The analysis and interpretation of the spatial variability of soil properties are keystones in site-specific management. Soil sampling interval is typically used in establishing management zones for site-specific application of nutrients. Sampling intensity is an important factor that can potentially limit the accuracy of the management zone. The objectives of this study were (i) to quantify the spatial variability of soil properties across tobacco plantation fields, (ii) to select the reasonable sampling interval for eight soil variables to minimize cost and maximize evaluation accuracy, and (iii) to provide a theoretical basis for setting a reasonable sampling interval in precision agriculture. Soil samples were collected at approximately 20 m at 0- to 20-cm depth. The coordinates of each of the 111 points were recorded using global positioning system.
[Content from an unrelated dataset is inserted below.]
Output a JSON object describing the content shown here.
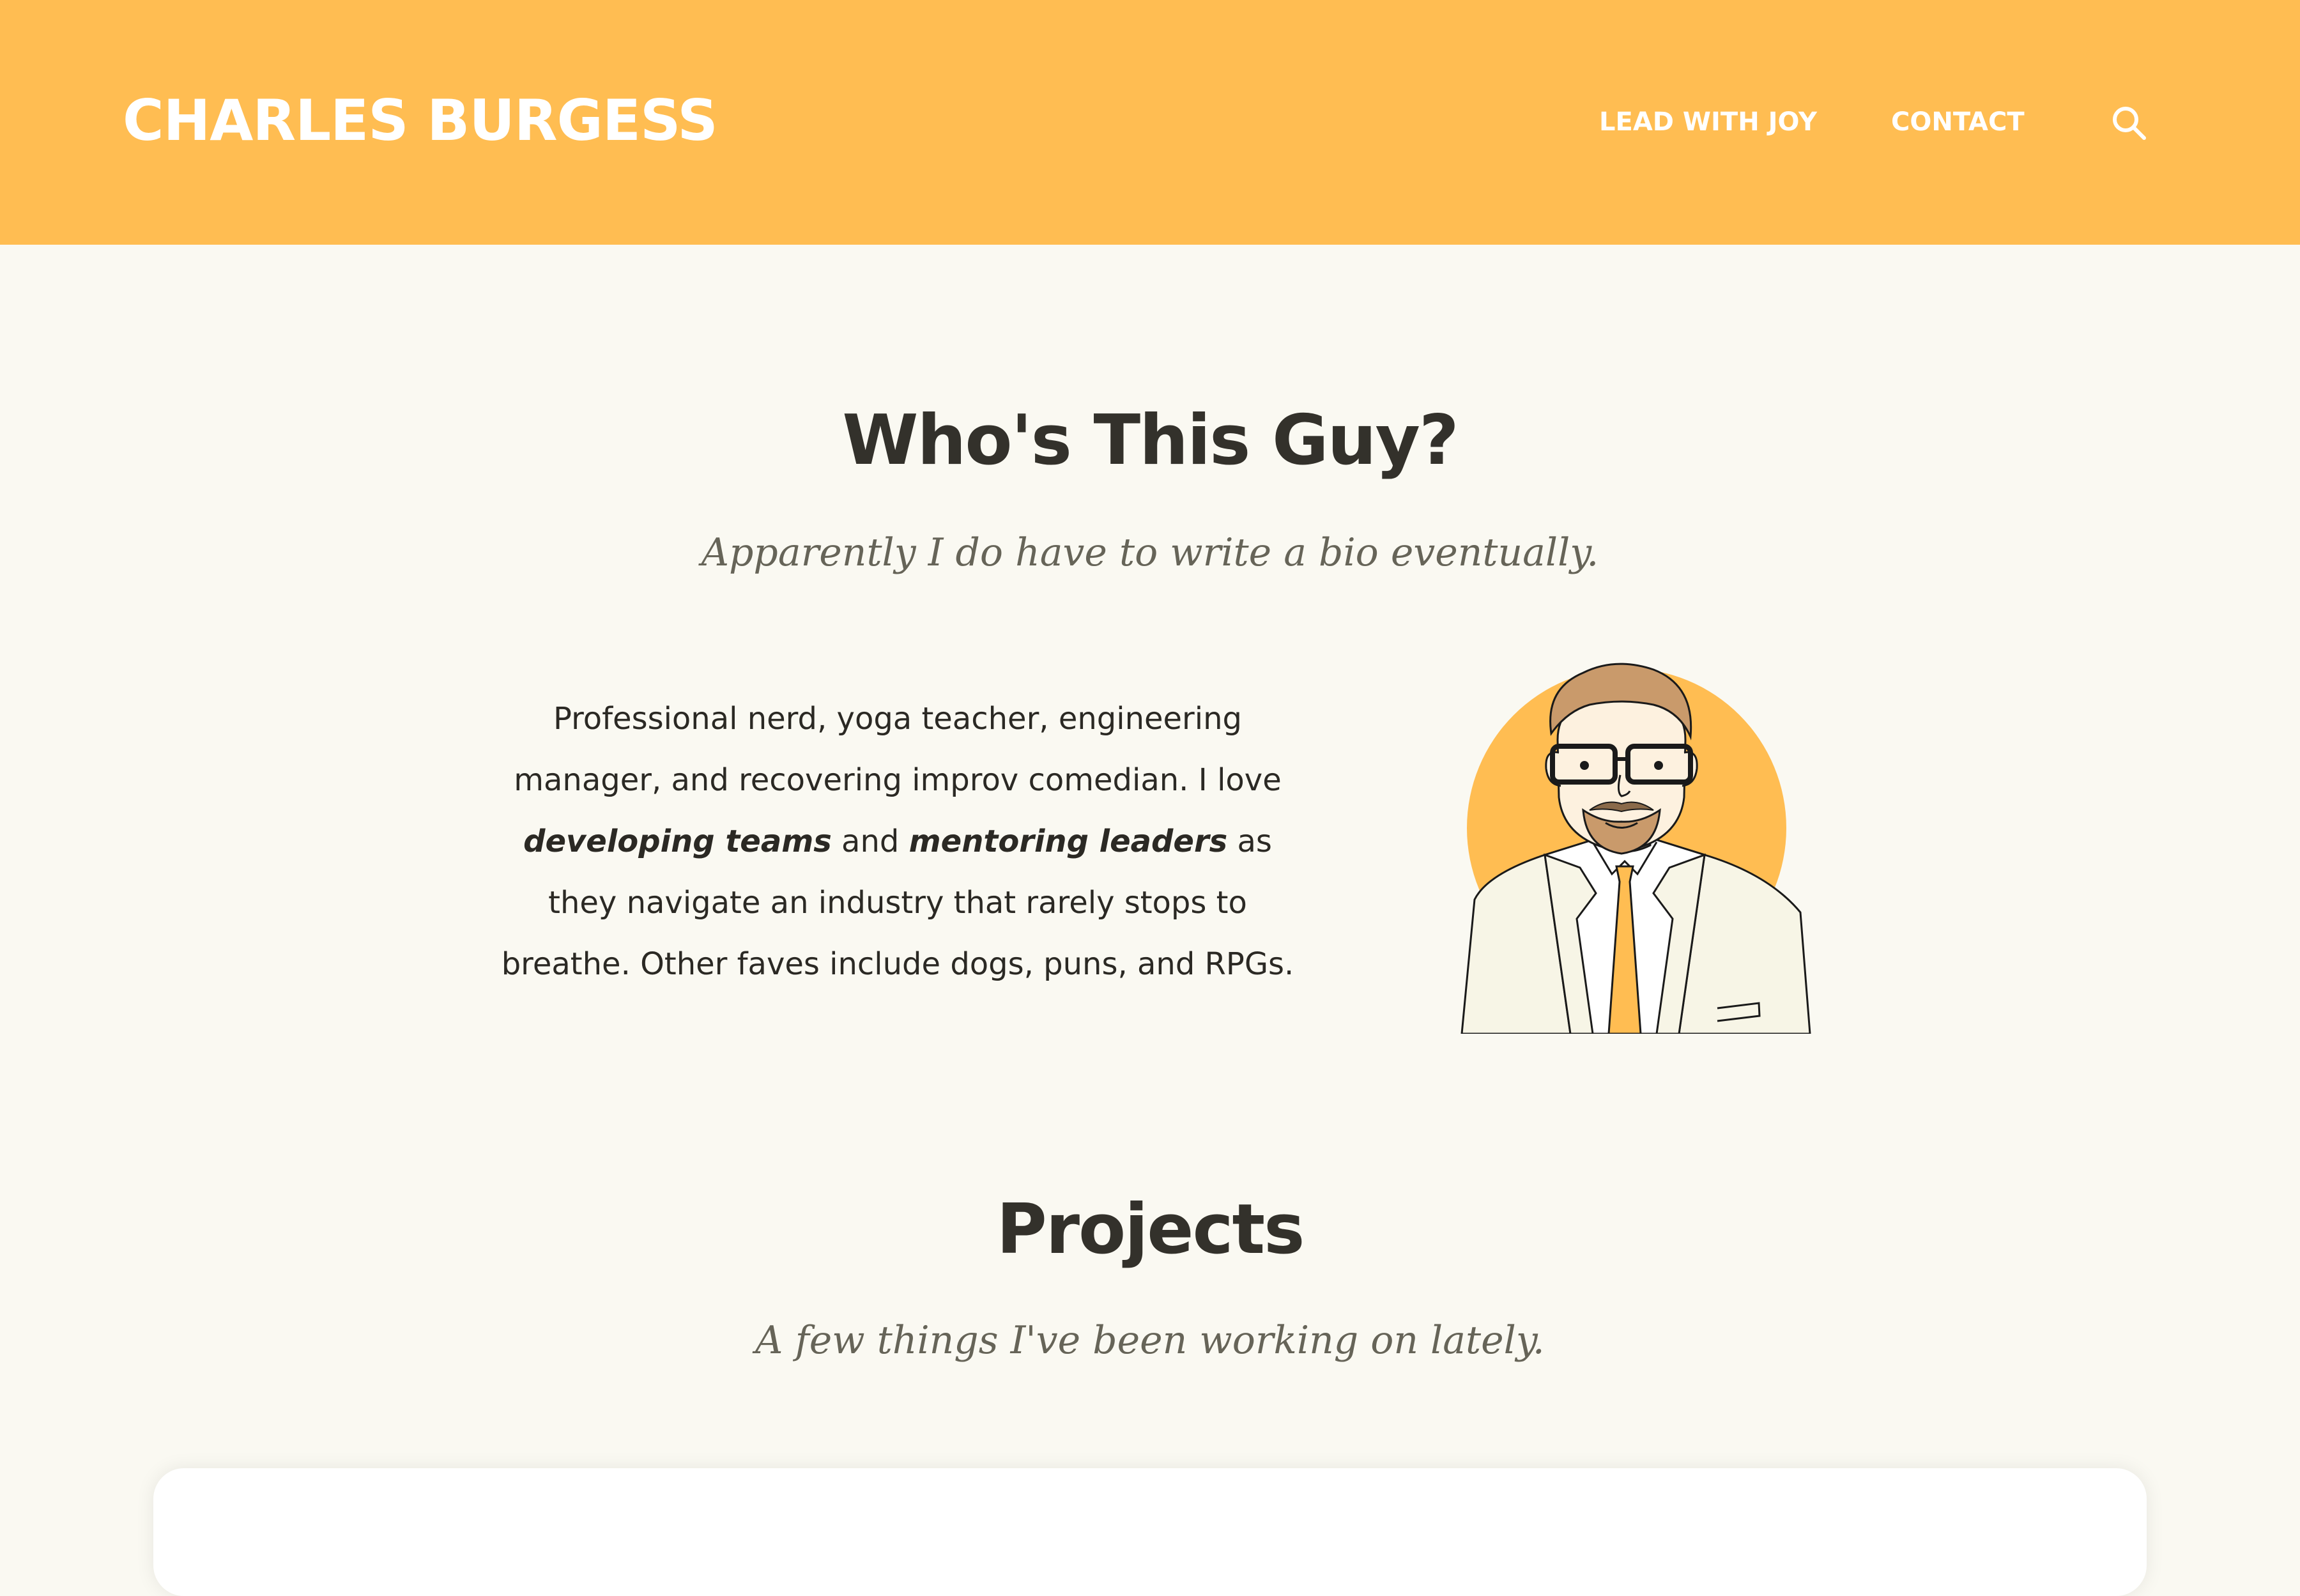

Using a geographic information system software platform, the soil sampling points from the primary scheme were regularly deleted to create comparative schemes. The geostatistical method was used to produce distribution maps of the soil nutrients. Seven sampling points were randomly selected. The interpolation of the values of the seven soil points was compared under three sampling intervals with their actual measurements. The interpolation errors of soil organic matter and available copper were lowest in the 60-m sampling interval. In the 20-m sampling interval, alkaline hydrolyzable N, available phosphorus, available potassium, available iron, and available zinc had the least errors of interpolation. Available manganese had the least interpolation error at the 40-m sampling interval. Overall, the sampling efficiency could be further improved. The method can be applied in a practical and cost-effective manner to facilitate soil sampling.

1Tobacco College Agronomy Department of Henan Agricultural University, National Tobacco Cultivation, and Physiology and Biochemistry Research Center, Zhengzhou, China. Mr. Liu Guo-Shun is corresponding author. E-mail:

2Nanyang Tobacco Company of Henan Province, Nanyang, China.

3Technology Center of Tobacco Leaf, Dali Tobacco Company, Dali, Yunnan, China.

4Pingdingshan Tobacco Company, Pingdingshan, China.

5Jia County Branch of Henan Tobacco Company, Jia County, China.

Received February 28, 2010.

Accepted for publication June 21, 2010.

© 2010 Lippincott Williams & Wilkins, Inc.